What to do: Scan the entries below for the word "data", then copy each line that holds it.

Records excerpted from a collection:
○ ○ ○ ○ ○ ○ ○

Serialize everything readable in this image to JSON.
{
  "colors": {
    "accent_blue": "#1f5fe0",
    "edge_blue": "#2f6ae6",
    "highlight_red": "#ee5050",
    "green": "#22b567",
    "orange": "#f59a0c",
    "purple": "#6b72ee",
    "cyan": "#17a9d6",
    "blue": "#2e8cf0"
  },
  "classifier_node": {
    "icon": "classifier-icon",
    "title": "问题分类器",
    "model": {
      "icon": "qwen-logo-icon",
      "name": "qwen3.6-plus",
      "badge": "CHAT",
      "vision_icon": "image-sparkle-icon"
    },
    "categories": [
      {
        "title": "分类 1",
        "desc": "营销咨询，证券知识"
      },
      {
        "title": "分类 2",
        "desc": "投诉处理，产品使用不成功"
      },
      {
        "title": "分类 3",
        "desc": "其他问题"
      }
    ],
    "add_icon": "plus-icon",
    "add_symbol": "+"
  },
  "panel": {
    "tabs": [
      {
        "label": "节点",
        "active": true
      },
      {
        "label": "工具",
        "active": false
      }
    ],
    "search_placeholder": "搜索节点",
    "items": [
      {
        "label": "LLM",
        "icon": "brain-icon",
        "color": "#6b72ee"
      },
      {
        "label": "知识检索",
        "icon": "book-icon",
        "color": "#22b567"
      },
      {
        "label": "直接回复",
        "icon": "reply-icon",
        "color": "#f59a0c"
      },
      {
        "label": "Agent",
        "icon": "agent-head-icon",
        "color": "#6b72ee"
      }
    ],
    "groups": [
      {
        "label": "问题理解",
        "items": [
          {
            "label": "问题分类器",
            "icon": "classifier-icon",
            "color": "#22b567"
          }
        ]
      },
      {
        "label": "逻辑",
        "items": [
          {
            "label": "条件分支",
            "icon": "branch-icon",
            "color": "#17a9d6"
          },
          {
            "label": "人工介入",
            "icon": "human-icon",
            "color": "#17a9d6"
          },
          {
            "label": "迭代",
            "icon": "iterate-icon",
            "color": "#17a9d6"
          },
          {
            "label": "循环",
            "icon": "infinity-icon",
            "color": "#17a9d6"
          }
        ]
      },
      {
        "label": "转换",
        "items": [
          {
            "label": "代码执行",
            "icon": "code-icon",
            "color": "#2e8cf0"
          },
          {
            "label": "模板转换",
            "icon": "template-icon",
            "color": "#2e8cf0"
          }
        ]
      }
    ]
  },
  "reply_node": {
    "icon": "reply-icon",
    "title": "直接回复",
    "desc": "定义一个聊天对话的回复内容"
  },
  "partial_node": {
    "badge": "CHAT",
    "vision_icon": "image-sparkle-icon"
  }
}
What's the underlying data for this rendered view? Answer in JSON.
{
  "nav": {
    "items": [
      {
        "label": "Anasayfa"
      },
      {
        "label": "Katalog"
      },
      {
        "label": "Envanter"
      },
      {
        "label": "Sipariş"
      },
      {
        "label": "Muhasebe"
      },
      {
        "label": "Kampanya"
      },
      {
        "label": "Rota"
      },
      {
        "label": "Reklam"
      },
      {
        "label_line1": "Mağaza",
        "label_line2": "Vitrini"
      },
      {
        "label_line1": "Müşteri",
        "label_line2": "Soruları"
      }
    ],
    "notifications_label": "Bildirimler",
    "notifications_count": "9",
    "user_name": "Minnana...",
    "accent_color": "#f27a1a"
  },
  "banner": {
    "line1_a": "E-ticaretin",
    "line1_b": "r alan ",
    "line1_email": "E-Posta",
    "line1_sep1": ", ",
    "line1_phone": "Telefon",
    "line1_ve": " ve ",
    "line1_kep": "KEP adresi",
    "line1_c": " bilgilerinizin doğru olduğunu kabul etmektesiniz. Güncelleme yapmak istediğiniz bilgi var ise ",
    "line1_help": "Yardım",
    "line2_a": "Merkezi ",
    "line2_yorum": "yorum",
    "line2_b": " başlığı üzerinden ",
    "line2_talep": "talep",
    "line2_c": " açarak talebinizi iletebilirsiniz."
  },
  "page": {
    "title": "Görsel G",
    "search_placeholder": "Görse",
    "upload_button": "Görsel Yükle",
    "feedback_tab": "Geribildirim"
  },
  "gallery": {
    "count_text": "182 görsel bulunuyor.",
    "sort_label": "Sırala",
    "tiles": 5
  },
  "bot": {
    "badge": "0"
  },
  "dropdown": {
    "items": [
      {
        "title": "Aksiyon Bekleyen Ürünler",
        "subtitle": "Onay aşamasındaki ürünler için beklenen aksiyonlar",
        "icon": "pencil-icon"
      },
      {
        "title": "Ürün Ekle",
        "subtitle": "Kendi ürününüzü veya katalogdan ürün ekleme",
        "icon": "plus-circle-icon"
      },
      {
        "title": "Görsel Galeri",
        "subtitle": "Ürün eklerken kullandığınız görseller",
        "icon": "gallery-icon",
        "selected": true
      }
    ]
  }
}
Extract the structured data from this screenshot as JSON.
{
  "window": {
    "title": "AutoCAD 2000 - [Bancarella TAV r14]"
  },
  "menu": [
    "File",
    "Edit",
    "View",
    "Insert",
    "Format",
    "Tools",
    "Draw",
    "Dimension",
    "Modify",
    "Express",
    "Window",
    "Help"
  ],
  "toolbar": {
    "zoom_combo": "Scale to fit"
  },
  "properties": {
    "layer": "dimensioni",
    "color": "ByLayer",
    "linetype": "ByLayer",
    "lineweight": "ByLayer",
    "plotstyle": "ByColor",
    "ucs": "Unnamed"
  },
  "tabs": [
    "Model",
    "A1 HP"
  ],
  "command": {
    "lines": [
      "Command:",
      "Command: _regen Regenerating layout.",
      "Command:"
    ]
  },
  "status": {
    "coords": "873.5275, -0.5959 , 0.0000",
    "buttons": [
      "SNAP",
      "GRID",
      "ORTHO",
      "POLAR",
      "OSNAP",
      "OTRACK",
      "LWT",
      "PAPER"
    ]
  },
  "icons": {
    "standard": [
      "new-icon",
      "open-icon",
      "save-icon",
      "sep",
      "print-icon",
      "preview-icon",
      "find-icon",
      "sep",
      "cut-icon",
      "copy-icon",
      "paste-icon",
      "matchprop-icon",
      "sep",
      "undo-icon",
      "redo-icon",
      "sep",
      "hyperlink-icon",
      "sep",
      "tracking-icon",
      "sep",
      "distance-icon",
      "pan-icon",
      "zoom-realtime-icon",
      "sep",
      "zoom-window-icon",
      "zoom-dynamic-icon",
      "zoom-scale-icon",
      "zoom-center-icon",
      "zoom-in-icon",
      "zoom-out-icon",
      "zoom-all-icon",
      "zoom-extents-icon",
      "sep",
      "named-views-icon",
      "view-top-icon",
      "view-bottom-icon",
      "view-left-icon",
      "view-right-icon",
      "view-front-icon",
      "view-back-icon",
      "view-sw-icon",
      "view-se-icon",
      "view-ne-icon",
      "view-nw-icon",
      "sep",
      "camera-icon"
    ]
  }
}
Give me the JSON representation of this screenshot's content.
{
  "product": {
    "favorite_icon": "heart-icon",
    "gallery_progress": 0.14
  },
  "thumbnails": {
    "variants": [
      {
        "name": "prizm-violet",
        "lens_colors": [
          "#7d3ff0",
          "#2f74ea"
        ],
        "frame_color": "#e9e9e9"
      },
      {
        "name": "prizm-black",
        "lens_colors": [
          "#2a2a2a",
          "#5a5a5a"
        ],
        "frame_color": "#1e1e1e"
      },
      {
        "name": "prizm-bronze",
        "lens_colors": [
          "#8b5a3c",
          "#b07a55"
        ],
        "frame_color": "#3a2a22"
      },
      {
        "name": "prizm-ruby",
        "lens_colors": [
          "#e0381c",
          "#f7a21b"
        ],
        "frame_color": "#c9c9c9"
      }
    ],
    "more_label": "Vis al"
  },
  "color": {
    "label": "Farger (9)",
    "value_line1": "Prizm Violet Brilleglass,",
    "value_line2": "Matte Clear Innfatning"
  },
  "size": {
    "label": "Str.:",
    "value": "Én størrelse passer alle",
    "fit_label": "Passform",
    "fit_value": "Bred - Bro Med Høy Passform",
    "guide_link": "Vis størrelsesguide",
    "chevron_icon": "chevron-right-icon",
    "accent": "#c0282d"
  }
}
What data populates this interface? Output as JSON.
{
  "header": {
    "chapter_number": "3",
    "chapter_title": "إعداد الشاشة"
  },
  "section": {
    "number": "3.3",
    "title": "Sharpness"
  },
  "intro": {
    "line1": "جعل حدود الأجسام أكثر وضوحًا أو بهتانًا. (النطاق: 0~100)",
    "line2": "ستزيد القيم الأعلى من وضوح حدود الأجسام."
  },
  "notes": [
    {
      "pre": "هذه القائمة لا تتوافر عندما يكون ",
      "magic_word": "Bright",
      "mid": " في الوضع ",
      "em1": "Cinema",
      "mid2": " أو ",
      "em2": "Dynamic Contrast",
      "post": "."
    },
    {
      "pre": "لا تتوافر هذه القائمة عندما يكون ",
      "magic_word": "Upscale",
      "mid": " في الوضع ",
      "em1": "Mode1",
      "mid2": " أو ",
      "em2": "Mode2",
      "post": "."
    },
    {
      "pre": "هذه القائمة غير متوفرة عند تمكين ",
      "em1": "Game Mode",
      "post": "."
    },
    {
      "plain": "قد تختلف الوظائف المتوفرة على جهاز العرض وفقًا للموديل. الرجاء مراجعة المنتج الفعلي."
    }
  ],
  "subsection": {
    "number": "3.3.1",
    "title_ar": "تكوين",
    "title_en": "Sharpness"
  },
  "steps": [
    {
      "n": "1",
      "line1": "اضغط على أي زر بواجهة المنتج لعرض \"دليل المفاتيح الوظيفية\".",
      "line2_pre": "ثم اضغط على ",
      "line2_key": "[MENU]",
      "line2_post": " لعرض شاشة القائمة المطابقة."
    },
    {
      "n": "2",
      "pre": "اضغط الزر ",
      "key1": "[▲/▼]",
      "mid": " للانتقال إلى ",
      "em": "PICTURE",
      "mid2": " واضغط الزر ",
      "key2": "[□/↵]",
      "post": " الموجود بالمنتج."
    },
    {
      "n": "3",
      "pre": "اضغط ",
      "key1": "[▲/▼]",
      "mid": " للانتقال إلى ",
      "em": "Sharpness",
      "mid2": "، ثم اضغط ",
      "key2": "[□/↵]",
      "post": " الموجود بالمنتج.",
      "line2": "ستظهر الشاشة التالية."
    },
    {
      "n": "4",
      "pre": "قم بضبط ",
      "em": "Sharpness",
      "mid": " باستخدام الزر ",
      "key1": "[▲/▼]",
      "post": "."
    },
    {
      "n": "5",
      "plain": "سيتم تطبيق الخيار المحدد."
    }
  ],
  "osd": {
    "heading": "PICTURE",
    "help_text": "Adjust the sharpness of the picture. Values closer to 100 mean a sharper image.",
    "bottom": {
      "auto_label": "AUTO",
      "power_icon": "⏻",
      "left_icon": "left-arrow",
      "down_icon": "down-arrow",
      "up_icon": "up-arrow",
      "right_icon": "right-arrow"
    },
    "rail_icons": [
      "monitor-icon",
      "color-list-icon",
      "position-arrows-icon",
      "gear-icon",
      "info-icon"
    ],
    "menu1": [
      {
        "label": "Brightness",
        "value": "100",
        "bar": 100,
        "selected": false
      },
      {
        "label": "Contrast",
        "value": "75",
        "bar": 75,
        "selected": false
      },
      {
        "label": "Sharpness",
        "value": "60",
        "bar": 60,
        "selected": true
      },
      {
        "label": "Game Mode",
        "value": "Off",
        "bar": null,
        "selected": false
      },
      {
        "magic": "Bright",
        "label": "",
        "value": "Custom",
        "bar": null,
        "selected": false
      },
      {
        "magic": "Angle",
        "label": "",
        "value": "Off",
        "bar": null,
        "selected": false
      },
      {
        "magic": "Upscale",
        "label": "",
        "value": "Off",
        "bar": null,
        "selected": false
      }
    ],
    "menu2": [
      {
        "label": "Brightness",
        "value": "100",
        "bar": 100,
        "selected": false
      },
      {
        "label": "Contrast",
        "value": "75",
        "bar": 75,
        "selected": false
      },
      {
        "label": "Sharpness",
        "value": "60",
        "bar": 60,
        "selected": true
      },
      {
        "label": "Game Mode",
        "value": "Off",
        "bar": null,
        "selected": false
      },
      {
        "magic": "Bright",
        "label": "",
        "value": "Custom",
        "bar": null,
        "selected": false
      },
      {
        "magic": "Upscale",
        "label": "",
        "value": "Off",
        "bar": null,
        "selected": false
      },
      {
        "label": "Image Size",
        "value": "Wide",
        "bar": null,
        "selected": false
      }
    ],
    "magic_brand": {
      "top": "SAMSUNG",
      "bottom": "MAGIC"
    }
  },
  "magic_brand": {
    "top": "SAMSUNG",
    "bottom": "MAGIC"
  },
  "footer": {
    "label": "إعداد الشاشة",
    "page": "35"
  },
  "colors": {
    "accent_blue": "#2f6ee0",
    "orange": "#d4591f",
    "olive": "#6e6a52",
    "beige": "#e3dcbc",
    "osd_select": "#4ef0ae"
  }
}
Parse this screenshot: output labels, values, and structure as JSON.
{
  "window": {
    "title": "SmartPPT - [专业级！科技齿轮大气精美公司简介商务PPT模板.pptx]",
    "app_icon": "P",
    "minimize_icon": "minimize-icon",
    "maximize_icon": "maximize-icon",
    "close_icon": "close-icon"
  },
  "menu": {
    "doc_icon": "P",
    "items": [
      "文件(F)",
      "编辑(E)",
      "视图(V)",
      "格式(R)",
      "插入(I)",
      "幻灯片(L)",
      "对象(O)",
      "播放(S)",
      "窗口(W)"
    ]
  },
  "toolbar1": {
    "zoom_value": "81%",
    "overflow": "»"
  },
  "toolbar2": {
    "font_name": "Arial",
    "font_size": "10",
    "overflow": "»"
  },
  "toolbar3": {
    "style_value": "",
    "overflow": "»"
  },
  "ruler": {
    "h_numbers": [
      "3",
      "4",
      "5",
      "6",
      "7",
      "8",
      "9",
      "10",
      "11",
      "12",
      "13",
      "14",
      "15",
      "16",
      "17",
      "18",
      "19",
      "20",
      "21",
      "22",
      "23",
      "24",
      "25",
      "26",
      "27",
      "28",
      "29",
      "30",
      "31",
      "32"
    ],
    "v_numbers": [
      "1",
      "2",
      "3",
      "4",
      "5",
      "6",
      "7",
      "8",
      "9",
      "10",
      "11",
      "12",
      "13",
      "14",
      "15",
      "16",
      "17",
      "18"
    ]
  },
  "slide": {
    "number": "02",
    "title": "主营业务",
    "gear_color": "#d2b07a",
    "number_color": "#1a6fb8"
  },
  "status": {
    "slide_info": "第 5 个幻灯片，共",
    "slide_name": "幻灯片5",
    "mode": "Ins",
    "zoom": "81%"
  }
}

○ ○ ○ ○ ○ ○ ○

Problem solution:
What's the underlying data for this rendered view? Answer in JSON.
Extract the structured data from this screenshot as JSON.
What data populates this interface? Output as JSON.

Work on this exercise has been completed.